Parks & Outdoor Edit
- Alki Beach: It's popular for good reason. In addition to the beach and the walk along it, restaurants, bars, and coffee houses abound at the southwest end, across Alki Ave. Alki was also home to the historic Luna Park. Good bets for meals include The Alki Cafe, Dukes, Pegasus Pizza, and Sunfish Fish & Chips. For dessert, try the Alki Bakery. Or enjoy a sunset barbeque or bonfire at one of the public fireplaces along the beach. You can rent bikes or inline skates, or bring your own, and wheel off along the Alki bike path, going northward around Duwamish Head and around the peninsula, with stunning city views, to Seacrest Pier (with fishing boat rentals in summer). A libation on the deck at Salty's restaurant is a fine break before heading back.
- Lincoln Park/Fauntleroy: Parks don't get any prettier than this, with a mile of spectacular beach backed by forested hills laced with trails. A summertime bonus: Colman Pool, a saltwater-filled public olympic-sized swimming pool, perches at the tip of Pt. Williams in the park's center. Access is by foot only; easiest to come from the park's south parking lot. Just past the park is the Fauntleroy Ferry Dock, giving access to Vashon Island and Southworth across Puget Sound. Four blocks east, Endolyne Joe's provides good, moderately priced eating.

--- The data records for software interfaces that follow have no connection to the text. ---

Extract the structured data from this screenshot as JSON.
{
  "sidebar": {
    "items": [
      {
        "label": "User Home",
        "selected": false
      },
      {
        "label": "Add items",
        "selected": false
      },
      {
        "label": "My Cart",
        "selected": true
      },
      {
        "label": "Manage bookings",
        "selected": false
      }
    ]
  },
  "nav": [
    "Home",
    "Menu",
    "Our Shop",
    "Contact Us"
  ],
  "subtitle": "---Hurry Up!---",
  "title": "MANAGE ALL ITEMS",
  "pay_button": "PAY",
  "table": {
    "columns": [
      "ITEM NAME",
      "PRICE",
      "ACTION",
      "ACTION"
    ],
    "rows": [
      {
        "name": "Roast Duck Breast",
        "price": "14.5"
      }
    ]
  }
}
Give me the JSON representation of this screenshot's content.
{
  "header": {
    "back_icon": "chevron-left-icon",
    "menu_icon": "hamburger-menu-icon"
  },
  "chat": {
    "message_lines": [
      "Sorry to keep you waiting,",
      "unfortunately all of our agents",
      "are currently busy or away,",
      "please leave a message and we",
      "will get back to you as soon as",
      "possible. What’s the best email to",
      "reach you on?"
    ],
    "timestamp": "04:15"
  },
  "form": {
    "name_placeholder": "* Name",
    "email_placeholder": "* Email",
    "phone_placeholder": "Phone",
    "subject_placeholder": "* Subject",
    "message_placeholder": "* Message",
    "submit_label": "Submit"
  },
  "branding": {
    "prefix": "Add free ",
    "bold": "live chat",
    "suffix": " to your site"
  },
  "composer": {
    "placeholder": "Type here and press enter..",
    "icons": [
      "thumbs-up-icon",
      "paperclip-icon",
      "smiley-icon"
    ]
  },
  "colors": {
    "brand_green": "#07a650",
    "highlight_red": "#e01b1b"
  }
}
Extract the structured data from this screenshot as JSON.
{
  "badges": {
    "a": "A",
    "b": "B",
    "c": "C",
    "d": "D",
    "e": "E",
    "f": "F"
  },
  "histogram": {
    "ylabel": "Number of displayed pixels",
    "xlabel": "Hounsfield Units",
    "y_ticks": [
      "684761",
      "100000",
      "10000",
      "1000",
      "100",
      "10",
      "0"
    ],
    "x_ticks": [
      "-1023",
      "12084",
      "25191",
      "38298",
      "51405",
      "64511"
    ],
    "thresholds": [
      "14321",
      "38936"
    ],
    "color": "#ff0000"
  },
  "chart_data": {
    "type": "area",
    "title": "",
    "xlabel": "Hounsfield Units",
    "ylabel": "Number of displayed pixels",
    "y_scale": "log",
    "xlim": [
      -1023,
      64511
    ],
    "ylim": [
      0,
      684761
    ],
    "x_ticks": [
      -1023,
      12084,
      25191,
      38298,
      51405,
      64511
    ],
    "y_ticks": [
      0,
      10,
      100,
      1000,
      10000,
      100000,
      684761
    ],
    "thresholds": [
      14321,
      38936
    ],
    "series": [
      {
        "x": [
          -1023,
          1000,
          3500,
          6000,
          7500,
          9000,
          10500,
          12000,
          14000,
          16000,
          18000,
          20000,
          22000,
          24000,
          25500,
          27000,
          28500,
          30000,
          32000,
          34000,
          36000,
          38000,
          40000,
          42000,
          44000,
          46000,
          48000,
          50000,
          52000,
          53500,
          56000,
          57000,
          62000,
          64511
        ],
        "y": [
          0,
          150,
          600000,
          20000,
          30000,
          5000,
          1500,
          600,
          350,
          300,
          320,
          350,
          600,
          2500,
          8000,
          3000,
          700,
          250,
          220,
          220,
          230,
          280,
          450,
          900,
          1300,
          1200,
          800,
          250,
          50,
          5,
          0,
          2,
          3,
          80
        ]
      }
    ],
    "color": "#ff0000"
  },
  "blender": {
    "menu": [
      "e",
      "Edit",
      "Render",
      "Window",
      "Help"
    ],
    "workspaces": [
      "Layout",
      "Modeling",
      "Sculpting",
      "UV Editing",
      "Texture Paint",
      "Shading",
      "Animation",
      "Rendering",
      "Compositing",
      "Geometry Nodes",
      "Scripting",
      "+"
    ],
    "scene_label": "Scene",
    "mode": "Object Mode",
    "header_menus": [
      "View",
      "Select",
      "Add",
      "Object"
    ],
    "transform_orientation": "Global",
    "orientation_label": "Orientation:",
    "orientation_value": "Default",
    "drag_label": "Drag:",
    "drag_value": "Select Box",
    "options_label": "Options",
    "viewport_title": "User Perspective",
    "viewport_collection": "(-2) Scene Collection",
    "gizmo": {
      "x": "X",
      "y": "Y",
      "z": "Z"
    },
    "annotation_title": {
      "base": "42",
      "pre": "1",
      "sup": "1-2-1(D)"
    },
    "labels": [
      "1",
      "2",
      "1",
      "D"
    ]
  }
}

- Schmitz Park: Winding paths weave their way through old growth into secret places in this lovely Olmstead park. Donated to Seattle in 1908 by Ferdinand and Emma Schmitz, Schmitz Park has been preserved as a santuary and memorial to what old Seattle looked like. You will be delighted by owl hoots and the babbling brook. Great info about the park can be read at http://www.schmitzpark.org.
- Lowman Beach Park: A small adjunct at the North end of Lincoln park seperated from the rest of the park by a few homes lined along the seawall. Tennis courts with the best waterfront views in Seattle lie here.